OK, Pittsburgh sleuths and historians, we need your help on this one.
In our photo archive from The Pittsburgh Press, there exists a folder labeled “HOAXES – GENERAL.” It’s a hodgepodge of old pictures with stories of fakery and forgery both, but this one stood out from the rest. It’s hardly even a hoax. More like a foolish practical joke.
It’s a sequence of photographs created September 30, 1960 on an unidentified Pittsburgh street. Anthony Kaminski, photographer for The Pittsburgh Press, captured them — presumably in tandem with a local prankster. Affix a coin to a manhole cover, see if anyone will stop to pick up the shiny object, photograph them failing to do so, repeat cycle.
Good for chuckles in the moment, but in hindsight, it’s really not all that funny. Especially that last image, which is blatantly cruel.
The photos ran in the Oct. 3, 1960 afternoon edition of The Pittsburgh Press, a copy of which has not survived at our office. The microfilm here contains only the morning edition, and so there is no context for why this ruse was perpetrated on unsuspecting pedestrians. The main stories from the morning paper are all about the beginning of the 1960 World Series between the Pirates and New York Yankees — great reading for any Pittsburgh sports fan, but not at all helpful to this quest.

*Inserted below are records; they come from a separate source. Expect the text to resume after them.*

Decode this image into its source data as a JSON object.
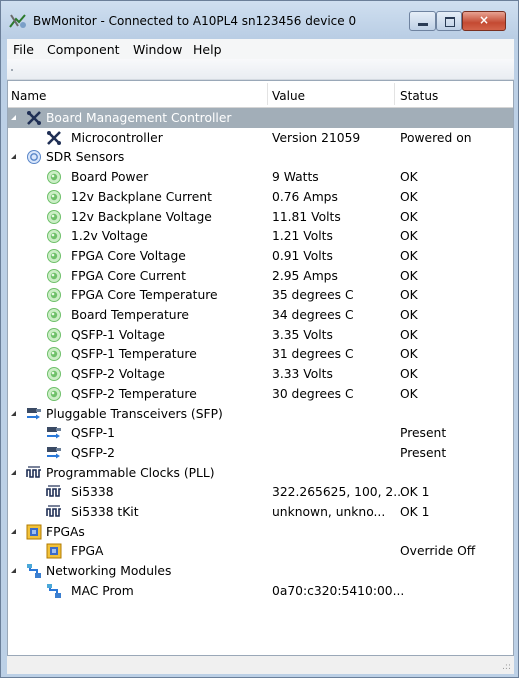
{
  "window": {
    "title": "BwMonitor - Connected to A10PL4 sn123456 device 0",
    "close_glyph": "×"
  },
  "menu": {
    "items": [
      "File",
      "Component",
      "Window",
      "Help"
    ]
  },
  "columns": {
    "name": "Name",
    "value": "Value",
    "status": "Status"
  },
  "groups": [
    {
      "label": "Board Management Controller",
      "icon": "tools-icon",
      "selected": true,
      "children": [
        {
          "name": "Microcontroller",
          "value": "Version 21059",
          "status": "Powered on",
          "icon": "tools-icon"
        }
      ]
    },
    {
      "label": "SDR Sensors",
      "icon": "sensor-icon",
      "children": [
        {
          "name": "Board Power",
          "value": "9 Watts",
          "status": "OK",
          "icon": "sensor-ok-icon"
        },
        {
          "name": "12v Backplane Current",
          "value": "0.76 Amps",
          "status": "OK",
          "icon": "sensor-ok-icon"
        },
        {
          "name": "12v Backplane Voltage",
          "value": "11.81 Volts",
          "status": "OK",
          "icon": "sensor-ok-icon"
        },
        {
          "name": "1.2v Voltage",
          "value": "1.21 Volts",
          "status": "OK",
          "icon": "sensor-ok-icon"
        },
        {
          "name": "FPGA Core Voltage",
          "value": "0.91 Volts",
          "status": "OK",
          "icon": "sensor-ok-icon"
        },
        {
          "name": "FPGA Core Current",
          "value": "2.95 Amps",
          "status": "OK",
          "icon": "sensor-ok-icon"
        },
        {
          "name": "FPGA Core Temperature",
          "value": "35 degrees C",
          "status": "OK",
          "icon": "sensor-ok-icon"
        },
        {
          "name": "Board Temperature",
          "value": "34 degrees C",
          "status": "OK",
          "icon": "sensor-ok-icon"
        },
        {
          "name": "QSFP-1 Voltage",
          "value": "3.35 Volts",
          "status": "OK",
          "icon": "sensor-ok-icon"
        },
        {
          "name": "QSFP-1 Temperature",
          "value": "31 degrees C",
          "status": "OK",
          "icon": "sensor-ok-icon"
        },
        {
          "name": "QSFP-2 Voltage",
          "value": "3.33 Volts",
          "status": "OK",
          "icon": "sensor-ok-icon"
        },
        {
          "name": "QSFP-2 Temperature",
          "value": "30 degrees C",
          "status": "OK",
          "icon": "sensor-ok-icon"
        }
      ]
    },
    {
      "label": "Pluggable Transceivers (SFP)",
      "icon": "transceiver-icon",
      "children": [
        {
          "name": "QSFP-1",
          "value": "",
          "status": "Present",
          "icon": "transceiver-icon"
        },
        {
          "name": "QSFP-2",
          "value": "",
          "status": "Present",
          "icon": "transceiver-icon"
        }
      ]
    },
    {
      "label": "Programmable Clocks (PLL)",
      "icon": "clock-icon",
      "children": [
        {
          "name": "Si5338",
          "value": "322.265625, 100, 2...",
          "status": "OK 1",
          "icon": "clock-icon"
        },
        {
          "name": "Si5338 tKit",
          "value": "unknown, unkno...",
          "status": "OK 1",
          "icon": "clock-icon"
        }
      ]
    },
    {
      "label": "FPGAs",
      "icon": "chip-icon",
      "children": [
        {
          "name": "FPGA",
          "value": "",
          "status": "Override Off",
          "icon": "chip-icon"
        }
      ]
    },
    {
      "label": "Networking Modules",
      "icon": "network-icon",
      "children": [
        {
          "name": "MAC Prom",
          "value": "0a70:c320:5410:00...",
          "status": "",
          "icon": "network-icon"
        }
      ]
    }
  ],
  "colors": {
    "selected_row": "#a2aeb8",
    "title_gradient_top": "#cfdff0",
    "close_button": "#c44a32",
    "sensor_green": "#6fc06a"
  },
  "statusbar": {
    "grip": ".::"
  }
}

Let’s hear from you: Do you know where and why these images were made? Do you have a copy of that afternoon edition of The Pittsburgh Press?
And, most of all, do you recognize any of those who were hoaxed?